(Input for this task Opens)
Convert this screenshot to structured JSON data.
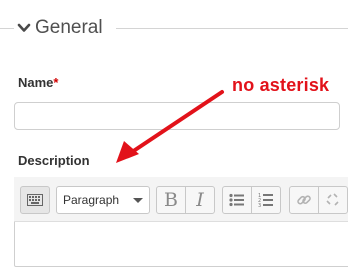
{
  "section": {
    "title": "General",
    "expanded_icon": "chevron-down-icon"
  },
  "fields": {
    "name": {
      "label": "Name",
      "required_marker": "*",
      "value": ""
    },
    "description": {
      "label": "Description"
    }
  },
  "annotation": {
    "text": "no asterisk",
    "color": "#e2121a"
  },
  "editor": {
    "toolbar": {
      "toggle_icon": "keyboard-icon",
      "format_select": "Paragraph",
      "bold": "B",
      "italic": "I",
      "unordered_list_icon": "bullet-list-icon",
      "ordered_list_icon": "numbered-list-icon",
      "link_icon": "link-icon",
      "unlink_icon": "unlink-icon"
    }
  }
}
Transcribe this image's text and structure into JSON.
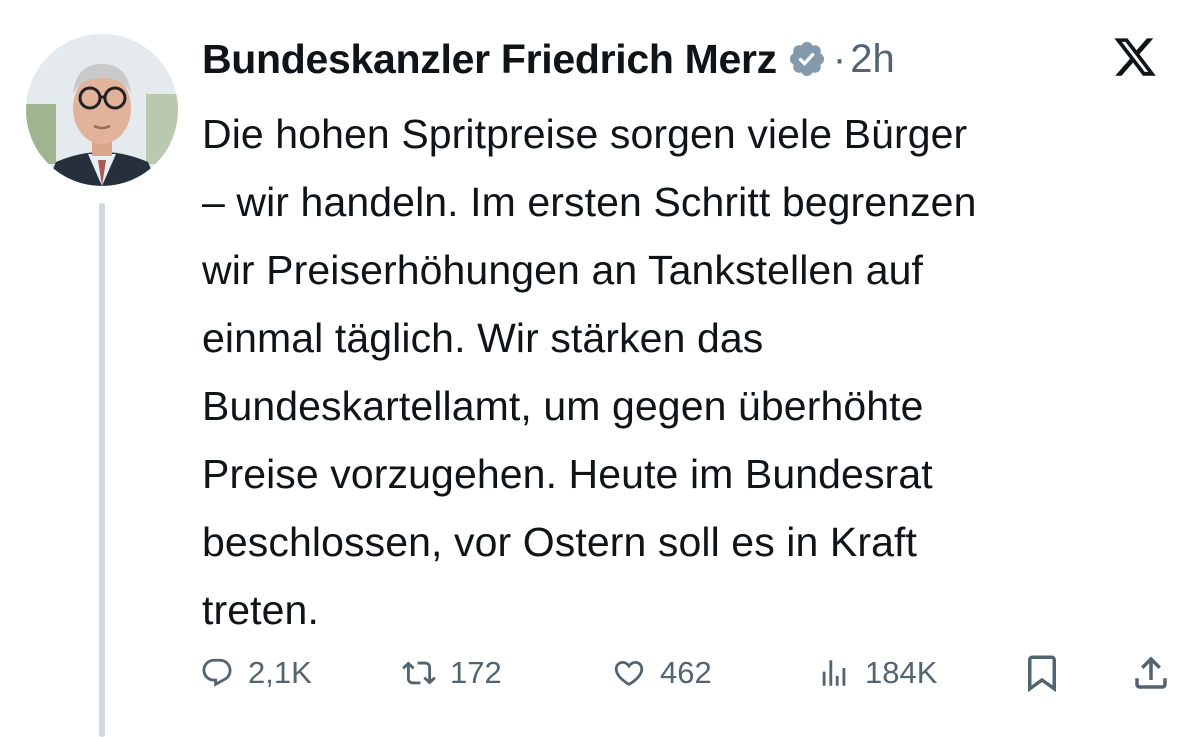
{
  "tweet": {
    "author_name": "Bundeskanzler Friedrich Merz",
    "separator": "·",
    "time": "2h",
    "text": "Die hohen Spritpreise sorgen viele Bürger\n– wir handeln. Im ersten Schritt begrenzen\nwir Preiserhöhungen an Tankstellen auf\neinmal täglich. Wir stärken das\nBundeskartellamt, um gegen überhöhte\nPreise vorzugehen. Heute im Bundesrat\nbeschlossen, vor Ostern soll es in Kraft\ntreten."
  },
  "actions": {
    "replies": "2,1K",
    "reposts": "172",
    "likes": "462",
    "views": "184K"
  },
  "icons": {
    "verified": "verified-badge-icon",
    "platform": "x-logo-icon",
    "reply": "reply-icon",
    "repost": "repost-icon",
    "like": "heart-icon",
    "views": "views-bar-chart-icon",
    "bookmark": "bookmark-icon",
    "share": "share-icon"
  },
  "colors": {
    "text": "#0f1419",
    "secondary": "#536471",
    "verified_badge": "#829aab",
    "thread_line": "#cfd9de"
  }
}
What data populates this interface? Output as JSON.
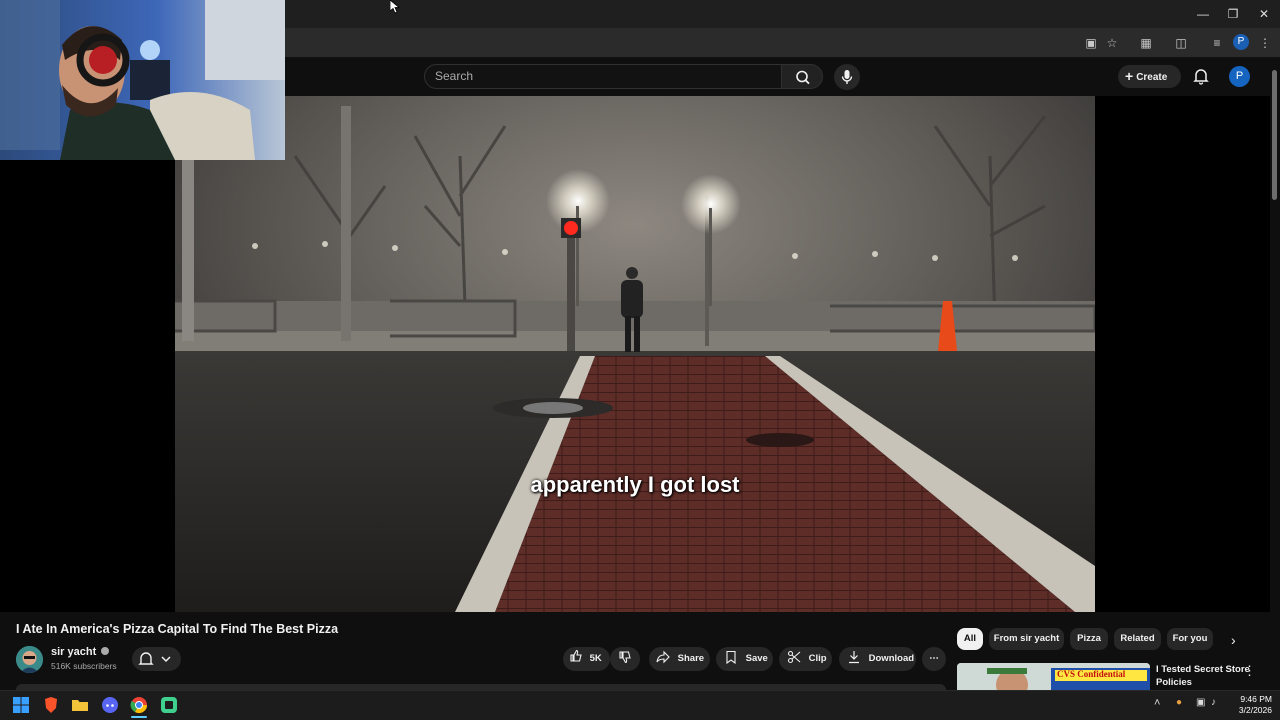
{
  "search": {
    "placeholder": "Search"
  },
  "header": {
    "create_label": "Create",
    "avatar_letter": "P"
  },
  "browser": {
    "profile_letter": "P"
  },
  "video": {
    "subtitle": "apparently I got lost"
  },
  "watch": {
    "title": "I Ate In America's Pizza Capital To Find The Best Pizza",
    "channel_name": "sir yacht",
    "subscribers": "516K subscribers",
    "like_count": "5K",
    "share_label": "Share",
    "save_label": "Save",
    "clip_label": "Clip",
    "download_label": "Download"
  },
  "chips": [
    {
      "label": "All"
    },
    {
      "label": "From sir yacht"
    },
    {
      "label": "Pizza"
    },
    {
      "label": "Related"
    },
    {
      "label": "For you"
    }
  ],
  "recommended": {
    "title": "I Tested Secret Store Policies",
    "thumb_text": "CVS Confidential"
  },
  "taskbar": {
    "time": "9:46 PM",
    "date": "3/2/2026"
  },
  "colors": {
    "accent": "#1565c0",
    "bg": "#0f0f0f",
    "chip_bg": "#272727"
  }
}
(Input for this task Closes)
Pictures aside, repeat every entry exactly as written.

**Solution to this problem**
Convert this screenshot to structured JSON data.
{
  "section": {
    "title": "General",
    "expanded_icon": "chevron-down-icon"
  },
  "fields": {
    "name": {
      "label": "Name",
      "required_marker": "*",
      "value": ""
    },
    "description": {
      "label": "Description"
    }
  },
  "annotation": {
    "text": "no asterisk",
    "color": "#e2121a"
  },
  "editor": {
    "toolbar": {
      "toggle_icon": "keyboard-icon",
      "format_select": "Paragraph",
      "bold": "B",
      "italic": "I",
      "unordered_list_icon": "bullet-list-icon",
      "ordered_list_icon": "numbered-list-icon",
      "link_icon": "link-icon",
      "unlink_icon": "unlink-icon"
    }
  }
}
Transcribe this image's text and structure into JSON.
{
  "tweet": {
    "author_name": "Bundeskanzler Friedrich Merz",
    "separator": "·",
    "time": "2h",
    "text": "Die hohen Spritpreise sorgen viele Bürger\n– wir handeln. Im ersten Schritt begrenzen\nwir Preiserhöhungen an Tankstellen auf\neinmal täglich. Wir stärken das\nBundeskartellamt, um gegen überhöhte\nPreise vorzugehen. Heute im Bundesrat\nbeschlossen, vor Ostern soll es in Kraft\ntreten."
  },
  "actions": {
    "replies": "2,1K",
    "reposts": "172",
    "likes": "462",
    "views": "184K"
  },
  "icons": {
    "verified": "verified-badge-icon",
    "platform": "x-logo-icon",
    "reply": "reply-icon",
    "repost": "repost-icon",
    "like": "heart-icon",
    "views": "views-bar-chart-icon",
    "bookmark": "bookmark-icon",
    "share": "share-icon"
  },
  "colors": {
    "text": "#0f1419",
    "secondary": "#536471",
    "verified_badge": "#829aab",
    "thread_line": "#cfd9de"
  }
}
What data populates this interface? Output as JSON.
{
  "search": {
    "placeholder": "Search"
  },
  "header": {
    "create_label": "Create",
    "avatar_letter": "P"
  },
  "browser": {
    "profile_letter": "P"
  },
  "video": {
    "subtitle": "apparently I got lost"
  },
  "watch": {
    "title": "I Ate In America's Pizza Capital To Find The Best Pizza",
    "channel_name": "sir yacht",
    "subscribers": "516K subscribers",
    "like_count": "5K",
    "share_label": "Share",
    "save_label": "Save",
    "clip_label": "Clip",
    "download_label": "Download"
  },
  "chips": [
    {
      "label": "All"
    },
    {
      "label": "From sir yacht"
    },
    {
      "label": "Pizza"
    },
    {
      "label": "Related"
    },
    {
      "label": "For you"
    }
  ],
  "recommended": {
    "title": "I Tested Secret Store Policies",
    "thumb_text": "CVS Confidential"
  },
  "taskbar": {
    "time": "9:46 PM",
    "date": "3/2/2026"
  },
  "colors": {
    "accent": "#1565c0",
    "bg": "#0f0f0f",
    "chip_bg": "#272727"
  }
}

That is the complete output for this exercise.